Lisa Batya Feld
Lisa Batya Feld has edited a wide range of websites and academic journals. She is excited to bring her deep sense of curiosity and love of language to her role as web content editor for the Jewish Women's Archive. She holds a BA in medieval studies from Bard College and an MFA in creative writing from Colorado State University. She is also a novelist, drawing her inspiration from history and folklore, stories of what was, what might have been, and what might yet be.
The Jewish Women’s Archive and the Jewish Women’s Foundation of New York are joining together to honor JWFNY’s fourteen Isha Koach honorees for this year. Each of these social entrepreneurs were shaped by experiences where abstract social or environmental problems suddenly became very concrete.

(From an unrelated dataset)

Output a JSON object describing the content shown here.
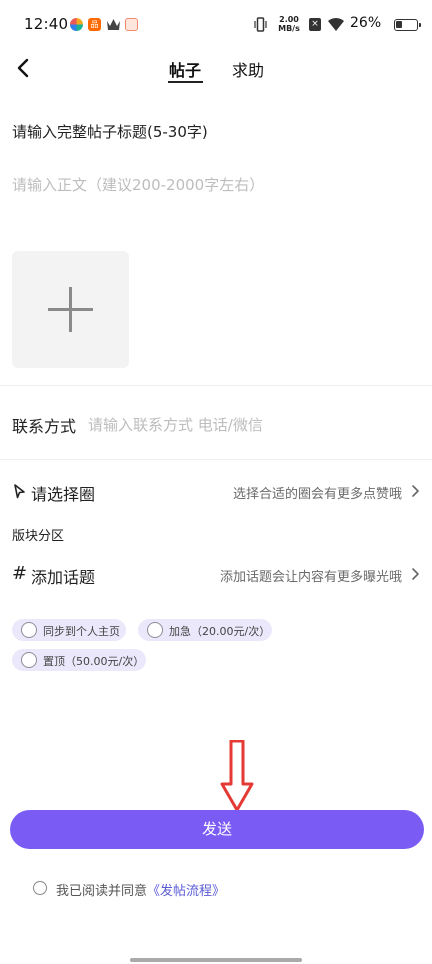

Susan Hess first came to New Orleans as a young bride in 1965, three days before Hurricane Betsy, and she remembered the one good thing about that storm was that it cemented her identity as a New Orleans insider in a way that would have taken decades otherwise.
For the tenth anniversary of Hurricane Katrina, JWA created an exhibit to highlight the stories of evacuees and survivors of the storm, based on interviews we had recorded shortly after Katrina. I listened to stories of heartbreaking losses, narrow escapes, and rare moments of unexpected humor.
Yelena Akhtiorskaya's debut novel, Panic in a Suitcase, has brought her a whirlwind of accolades, including a spot on the National Book Foundation's "5 Under 35" list. As JWA features her as part of a Power Couple for her unique take on the immigrant experience, our Web Content Editor, Lisa Feld, asked her about her writing, her new-found fame, and returning to Odessa decades after her family's exodus.
As we mark the 70th anniversary of Regina Jonas' death, we encourage you to incorporate her story into your sermons and teachings for Shabbat Bereishit and the holidays.
Here are some ideas to get you started!
This October marks the 70th anniversary of the death of Regina Jonas, the first woman ever ordained as a rabbi. Born in Berlin in 1902, Jonas began talking to friends about her desire to become a rabbi when she was still a teen, and later studied under Eduard Banath, who oversaw ordination for the Hochschule für die Wissenschaft des Judentums, a liberal, nondenominational seminary in Berlin. But when Banath died in 1930, Jonas struggled to find another rabbi willing to ordain her. She argued brilliantly for the possibility of women becoming rabbis and eventually won over Rabbi Max Dienemann, executive director of the Conference of Liberal Rabbis, in 1935.
After Bel Kaufman, writer and public school teacher, published Up the Down Staircase in 1965, one assistant principal at a school where she had taught began adding a warning to his memos: “DO NOT SHOW THIS TO BEL KAUFMAN.” The disclaimer is a testament to what a nerve Kaufman hit with her novel, which followed a young teacher through her first year in an urban public school and highlighted the insane bureaucracy that got in the way of actual teaching.
I love my job.
About half a year ago, I was hired as the new web content editor for the Jewish Women’s Archive, helping to rework our content for the new website. A huge part of that has been writing short biographies for the thousands of women featured on the site, from pioneers of the feminist movement to literal pioneers of the Wild West. The goal is to give you a small taste of what makes each of these women extraordinary and link to other places on jwa.org and the web where you can find out more; the difficulty is trying to tell the stories of these women’s rich and varied lives in fewer than 200 words.
There was a moment in my late twenties when I seriously considered rabbinical school. I was changing careers, trying to figure out what my next step would be, and becoming a rabbi would have allowed me to blend my love of Jewish ritual, my intellectual curiosity, and my passion for helping people into a calling. It made sense, on a deep level. But the more I talked about it with friends who were already rabbis and rabbinical students, the more they cautioned me, “As a woman, if you become a rabbi and you’re not married yet, you need to accept that you’ll probably never marry. Men don’t want to date women who are authority figures; it’s too emasculating.” I wanted to be a rabbi. But I also wanted marriage and children. When I believed that I needed to choose between them, I couldn’t bear the thought of never having children of my own. I quietly turned my focus to other graduate programs.
How to cite this page
Jewish Women's Archive. "Lisa Batya Feld." (Viewed on November 28, 2015) <http://jwa.org/blog/author/lisa-batya-feld>.